Published on October 16, 2017
slide 1: How to Buy a Perfect Chef Knife A chef knife is the spirit of the kitchen. Its the instrument you most use without considering yet cant survive without. Its in your grasp pre-supper when you mince shallots and there again when you quarter a watermelon for dessert. So purchasing an incredible chef knife is justified regardless of some idea. For me it comes down to two major things: 1 How can it feel in your grasp 2 How well will it hold its edge i.e. remain sharp Do I hear somebody crying "However shouldnt something be said about looks Dont they mean something" And I would need to state—beyond any doubt as long as the two biggies are dealt with first. At that point dont hesitate to get down to business. But beauty is no guarantee of usefulness. What makes a difference most are the two major things. Access to the Merchandise we would all live near a major gourmet kitchen store that had walls of knives we could touch in the flesh before we bought. Oh the salesperson probably wouldnt give us a chance to chop up a slide 2: garlic however we could get a general vibe just by taking care of them a bit putting on a show to cut up. Too bad that is not the situation for the majority of us. Whats more it displays a test when attempting to see how your future kitchen perfect partner will feel in your grasp. In any case regardless of how constrained a choice the stores close your offer it merits making a visit to whichever ones convey quality blades. Try not to give the sales representative a chance to threaten you. Make a request to take out the same number of as you require from behind the glass show case and into your energetic palm. Most reputable online merchants have reasonable return policies because it’s in their best interest to encourage you to buy slide 3: Likewise—be interested in other non-trade roads of getting a hands-on understanding. Ask your foodie companions what blades they claim and on the off chance that you can give them a shot at some point. Or on the other hand what about companions of companions who may work in eateries Be inventive And afterward obviously theres the online universe—where your separation from a store doesnt need to be a snag. Where you can get the vibe for a blade in the solace of your own kitchen and on the grounds that its to their greatest advantage to urge you to purchase most trustworthy online dealers have sensible merchandise exchanges. In addition the unadulterated amount of brands and models you can test on the web can without much of a stretch compensate for any burdens.

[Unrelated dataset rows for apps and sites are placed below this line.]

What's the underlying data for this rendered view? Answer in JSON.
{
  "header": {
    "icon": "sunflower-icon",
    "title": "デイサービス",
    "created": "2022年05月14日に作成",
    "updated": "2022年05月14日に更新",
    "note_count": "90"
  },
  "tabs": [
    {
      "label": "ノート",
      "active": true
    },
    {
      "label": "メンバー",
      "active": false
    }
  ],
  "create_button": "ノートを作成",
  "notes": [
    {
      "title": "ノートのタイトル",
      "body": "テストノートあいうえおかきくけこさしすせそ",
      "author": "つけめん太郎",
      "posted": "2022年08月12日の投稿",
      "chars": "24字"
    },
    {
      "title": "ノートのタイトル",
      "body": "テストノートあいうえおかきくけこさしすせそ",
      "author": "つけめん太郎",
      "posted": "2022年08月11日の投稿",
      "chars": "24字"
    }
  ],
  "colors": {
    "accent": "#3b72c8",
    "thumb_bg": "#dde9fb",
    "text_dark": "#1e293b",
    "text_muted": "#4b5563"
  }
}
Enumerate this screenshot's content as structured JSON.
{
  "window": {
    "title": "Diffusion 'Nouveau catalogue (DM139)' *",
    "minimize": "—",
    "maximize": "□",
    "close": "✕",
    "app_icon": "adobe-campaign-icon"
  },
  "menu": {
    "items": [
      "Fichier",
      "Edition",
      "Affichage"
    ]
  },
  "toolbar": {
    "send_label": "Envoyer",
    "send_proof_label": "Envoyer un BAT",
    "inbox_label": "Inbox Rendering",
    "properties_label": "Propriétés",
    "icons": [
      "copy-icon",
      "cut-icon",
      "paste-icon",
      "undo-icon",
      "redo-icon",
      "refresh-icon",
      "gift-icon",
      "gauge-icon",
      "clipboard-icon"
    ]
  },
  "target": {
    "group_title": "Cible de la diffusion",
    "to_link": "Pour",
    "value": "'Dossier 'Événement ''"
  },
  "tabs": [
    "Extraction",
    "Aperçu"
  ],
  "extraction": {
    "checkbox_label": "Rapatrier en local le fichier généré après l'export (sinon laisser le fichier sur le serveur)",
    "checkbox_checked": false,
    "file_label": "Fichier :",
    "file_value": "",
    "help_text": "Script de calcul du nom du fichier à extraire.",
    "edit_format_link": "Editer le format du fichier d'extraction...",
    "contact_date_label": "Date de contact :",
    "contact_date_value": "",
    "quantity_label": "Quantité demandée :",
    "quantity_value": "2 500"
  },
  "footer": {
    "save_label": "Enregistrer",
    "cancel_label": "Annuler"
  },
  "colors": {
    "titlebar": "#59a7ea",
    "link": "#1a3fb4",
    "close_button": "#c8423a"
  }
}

WORD OF CAUTION Depending on the blade and how its bundled you ought to have the capacity to deal with a blade acquired online before conferring—and if its an aggregate calamity mail it back for an ostensible charge. In any case make a point to converse with a phone sales representative to discover which blades have tricky bundling and what the vendor can do about that. Decoys There are certain features that manufacturers or merchants might tout about their knives that don’t necessarily matter. They can act as decoys distracting you from the things that are truly important. Let’s look at a few major ones—full-tang forged only the bolster. Full Tang vs. Partial Tang The tang is that part of the blade that sticks into the handle that keeps the two connected. The tang is often sandwiched between two pieces of handle that are held together with rivets. A knife is described as “full-tang” when the metal from the blade runs all the way through the handle. See the photo below. slide 4: There’s nothing wrong with a full-tang. But the problem is sometimes knifemakers and especially merchants brag about a full-tang as the ultimate measure of quality and durability. While technically speaking a knife with a full-tang structure might be stronger it’s basically irrelevant. Don’t let anyone tell you otherwise. You’re not prying off two-by-fours with your chef knife you’re chopping carrots. Many custom hunting knives and Japanese swords are not full-tang and they are and were built for more heavy-duty uses than your average chef knife. Don’t get hung up on the tang. Go with the overall quality of the knife. Bolster Bluff The bolster is the part of a knife between the handle and the blade that is built out a bit and can 1 help protect your gripping hand from sliding up against the back edge of the blade and 2 help balance the knife. A bolster along with a full-tang used to be the mark of a quality forged knife. But now in our polyglot world with the mixing of Western and Eastern knife styles and the proliferation of inexpensive manufacturing i.e. China this element is not a guarantee of quality. Most forged German-made knives have traditionally had bolsters while Japanese-made have not. A bolster is not essential it’s a matter of taste. Priorities As far as I can tell sharpness has been similarly as critical as ergonomics. Trust it or not my hand and arm have promptly adjusted to the vibe and state of an assortment of blades and their handles that Ive utilized throughout the years. Regardless of whether they were stout or thin substantial or light. Be that as it may when a sharp blade went dull and declined to be restored I never at any point could get accustomed to it. It constantly irritated the hell out of me.